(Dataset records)
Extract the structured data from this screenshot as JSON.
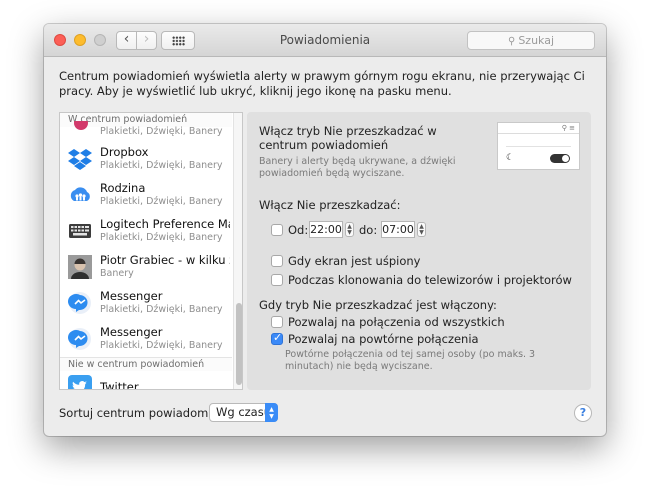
{
  "window": {
    "title": "Powiadomienia"
  },
  "toolbar": {
    "back": "‹",
    "forward": "›",
    "search_placeholder": "Szukaj",
    "search_icon": "⚲"
  },
  "intro": "Centrum powiadomień wyświetla alerty w prawym górnym rogu ekranu, nie przerywając Ci pracy. Aby je wyświetlić lub ukryć, kliknij jego ikonę na pasku menu.",
  "sidebar": {
    "section_in": "W centrum powiadomień",
    "section_out": "Nie w centrum powiadomień",
    "partial_subtitle": "Plakietki, Dźwięki, Banery",
    "items": [
      {
        "name": "Dropbox",
        "subtitle": "Plakietki, Dźwięki, Banery",
        "icon": "dropbox-icon"
      },
      {
        "name": "Rodzina",
        "subtitle": "Plakietki, Dźwięki, Banery",
        "icon": "family-icon"
      },
      {
        "name": "Logitech Preference Man…",
        "subtitle": "Plakietki, Dźwięki, Banery",
        "icon": "keyboard-icon"
      },
      {
        "name": "Piotr Grabiec - w kilku z…",
        "subtitle": "Banery",
        "icon": "avatar-icon"
      },
      {
        "name": "Messenger",
        "subtitle": "Plakietki, Dźwięki, Banery",
        "icon": "messenger-icon"
      },
      {
        "name": "Messenger",
        "subtitle": "Plakietki, Dźwięki, Banery",
        "icon": "messenger-icon"
      }
    ],
    "out_items": [
      {
        "name": "Twitter",
        "icon": "twitter-icon"
      }
    ]
  },
  "dnd": {
    "title": "Włącz tryb Nie przeszkadzać w centrum powiadomień",
    "description": "Banery i alerty będą ukrywane, a dźwięki powiadomień będą wyciszane.",
    "enable_heading": "Włącz Nie przeszkadzać:",
    "from_label": "Od:",
    "from_time": "22:00",
    "to_label": "do:",
    "to_time": "07:00",
    "screen_sleep": "Gdy ekran jest uśpiony",
    "mirroring": "Podczas klonowania do telewizorów i projektorów",
    "when_on_heading": "Gdy tryb Nie przeszkadzać jest włączony:",
    "allow_all_calls": "Pozwalaj na połączenia od wszystkich",
    "allow_repeated_calls": "Pozwalaj na powtórne połączenia",
    "repeated_note": "Powtórne połączenia od tej samej osoby (po maks. 3 minutach) nie będą wyciszane.",
    "checks": {
      "from": false,
      "screen_sleep": false,
      "mirroring": false,
      "allow_all": false,
      "allow_repeated": true
    }
  },
  "footer": {
    "sort_label": "Sortuj centrum powiadomień:",
    "sort_value": "Wg czasu",
    "help": "?"
  },
  "colors": {
    "accent": "#3b8af8",
    "close": "#fc5f57",
    "minimize": "#fdbc2e"
  }
}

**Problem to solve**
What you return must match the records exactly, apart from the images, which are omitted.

**Answer area**
Extract the structured data from this screenshot as JSON.
{
  "window": {
    "title": "Powiadomienia"
  },
  "toolbar": {
    "back": "‹",
    "forward": "›",
    "search_placeholder": "Szukaj",
    "search_icon": "⚲"
  },
  "intro": "Centrum powiadomień wyświetla alerty w prawym górnym rogu ekranu, nie przerywając Ci pracy. Aby je wyświetlić lub ukryć, kliknij jego ikonę na pasku menu.",
  "sidebar": {
    "section_in": "W centrum powiadomień",
    "section_out": "Nie w centrum powiadomień",
    "partial_subtitle": "Plakietki, Dźwięki, Banery",
    "items": [
      {
        "name": "Dropbox",
        "subtitle": "Plakietki, Dźwięki, Banery",
        "icon": "dropbox-icon"
      },
      {
        "name": "Rodzina",
        "subtitle": "Plakietki, Dźwięki, Banery",
        "icon": "family-icon"
      },
      {
        "name": "Logitech Preference Man…",
        "subtitle": "Plakietki, Dźwięki, Banery",
        "icon": "keyboard-icon"
      },
      {
        "name": "Piotr Grabiec - w kilku z…",
        "subtitle": "Banery",
        "icon": "avatar-icon"
      },
      {
        "name": "Messenger",
        "subtitle": "Plakietki, Dźwięki, Banery",
        "icon": "messenger-icon"
      },
      {
        "name": "Messenger",
        "subtitle": "Plakietki, Dźwięki, Banery",
        "icon": "messenger-icon"
      }
    ],
    "out_items": [
      {
        "name": "Twitter",
        "icon": "twitter-icon"
      }
    ]
  },
  "dnd": {
    "title": "Włącz tryb Nie przeszkadzać w centrum powiadomień",
    "description": "Banery i alerty będą ukrywane, a dźwięki powiadomień będą wyciszane.",
    "enable_heading": "Włącz Nie przeszkadzać:",
    "from_label": "Od:",
    "from_time": "22:00",
    "to_label": "do:",
    "to_time": "07:00",
    "screen_sleep": "Gdy ekran jest uśpiony",
    "mirroring": "Podczas klonowania do telewizorów i projektorów",
    "when_on_heading": "Gdy tryb Nie przeszkadzać jest włączony:",
    "allow_all_calls": "Pozwalaj na połączenia od wszystkich",
    "allow_repeated_calls": "Pozwalaj na powtórne połączenia",
    "repeated_note": "Powtórne połączenia od tej samej osoby (po maks. 3 minutach) nie będą wyciszane.",
    "checks": {
      "from": false,
      "screen_sleep": false,
      "mirroring": false,
      "allow_all": false,
      "allow_repeated": true
    }
  },
  "footer": {
    "sort_label": "Sortuj centrum powiadomień:",
    "sort_value": "Wg czasu",
    "help": "?"
  },
  "colors": {
    "accent": "#3b8af8",
    "close": "#fc5f57",
    "minimize": "#fdbc2e"
  }
}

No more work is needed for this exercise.